Last week, the National Highway Traffic Safety Administration (NHTSA) the latest step in its research efforts to develop technology that would make motor vehicles inoperative if drivers are determined to be impaired by alcohol – technology that is being aimed at commercial fleets as well.
This latest prototype is the result of Driver Alcohol Detection System for Safety (DADSS) research being conducted by NHTSA and an “industry consortium” of companies.
“DADSS has enormous potential to prevent drunk driving in specific populations such as teen drivers and commercial fleets,” noted NHTSA Administrator Mark Rosekind in a statement during the event at DIT headquarters. “[It can also] be an option available to vehicle owners that would provide a powerful new tool in the battle against drunk driving deaths.”
From my perspective, at least, trucking fleets should welcome NHTSA’s ongoing technological focus (they’ve been at this for seven years now, since 2008) on what I prefer to refer to as “impaired driving,” because just labeling it “drunk driving” leaves out “drugged driving” in the minds of a lot of folks.
For starters, NHTSA’s own research shows that truck drivers are some of the most sober vehicle operators on our roads – you can click here to read more about that finding.
So by and large, the technology being studied will be most effective in short-circuiting impaired driving by everyday motorists – the folks responsible for triggering the majority of truck-car crashes in the first place.
More importantly, though, this research directly addresses the biggest ongoing cause of highway crash deaths and injuries in the U.S. Look at NHTSA’s 2013 highway fatality data, for example: out of the 32,719 people killed in vehicle crashes that year, some 31% – over 10,000 of them – died as a result of impaired driving.
Even more disturbing, in 24% of those impaired driving fatality cases, the license of the impaired driver had previously either been suspended or revoked due to drunk and/or drug driving offenses.
By the way, those 10,000-plus deaths are over twice the number of folks killed in large truck involved crashes; a number pegged at 3,964 in 2013, according to NHTSA’s data.
So if a truly “autonomous” system can be developed that will lock down a vehicle if it detects that the driver is under the influence of alcohol or drugs, it could be a real game changer in terms of highway safety.

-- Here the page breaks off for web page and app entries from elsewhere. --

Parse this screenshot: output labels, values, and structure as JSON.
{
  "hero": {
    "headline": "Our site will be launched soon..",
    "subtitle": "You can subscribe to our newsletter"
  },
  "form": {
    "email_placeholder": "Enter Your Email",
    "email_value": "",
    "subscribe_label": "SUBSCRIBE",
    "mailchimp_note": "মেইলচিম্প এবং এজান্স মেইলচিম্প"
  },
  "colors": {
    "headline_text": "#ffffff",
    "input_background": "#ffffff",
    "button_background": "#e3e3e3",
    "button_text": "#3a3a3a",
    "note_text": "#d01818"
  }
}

That’s especially true in one of the more bizarre cases involving trucking in recent memory when the U.S. Equal Employment Opportunity Commission (EEOC) sued Old Dominion Freight Line (ODFL) for violating the Americans with Disabilities Act when the carrier took a driver off the road who self-reported an alcohol problem. (You can read more about this strange story here.)
Thus it might be nice to have such driver detection technology handy if carriers can actually be forced to put folks with alcohol or drug problems back behind the wheel.
And it’s important not to ignore the “drug use” part of that statement because, according to two studies released by NHTSA back in February, the use of marijuana and prescription drugs is becoming increasingly prominent on the highways – creating a whole new tangle of safety questions, NHTSA’s Rosekind (seen at left) noted at the time.
One study, the latest version of NHTSA’s Roadside Survey of Alcohol and Drug Use by Drivers, found that the number of drivers with alcohol in their system has declined by nearly one-third since 2007 and by more than three-quarters since the first Roadside Survey in 1973.
Yet that same survey found a large increase in the number of drivers using marijuana or other illegal drugs. However, in the 2014 survey, nearly one in four drivers tested positive for at least one drug that could affect the ability of drivers to operate vehicles safely on our roadways.
Ponder these numbers for a moment: The number of weekend nighttime drivers with evidence of drugs in their system climbed from 16.3% in 2007 to 20% in 2014, NHTSA found, while the number of drivers with marijuana in their system grew by nearly 50%.
A second NHTSA survey assessed whether marijuana use by drivers is associated with greater risk of crashes and found (unsurprisingly, at least from where I sit) that marijuana users are more likely to be involved in accidents – thought may be due in part because marijuana users are more likely to be in groups at higher risk of crashes. In particular, marijuana users are more likely to be young men – a group already at high risk.
The agency noted that this is one of the most precisely controlled study of its kind yet conducted, but it measured the risk associated with marijuana at the levels found among drivers in a large community.
Just goes to show that a lot of work still needs to be done to get impaired drivers off the road.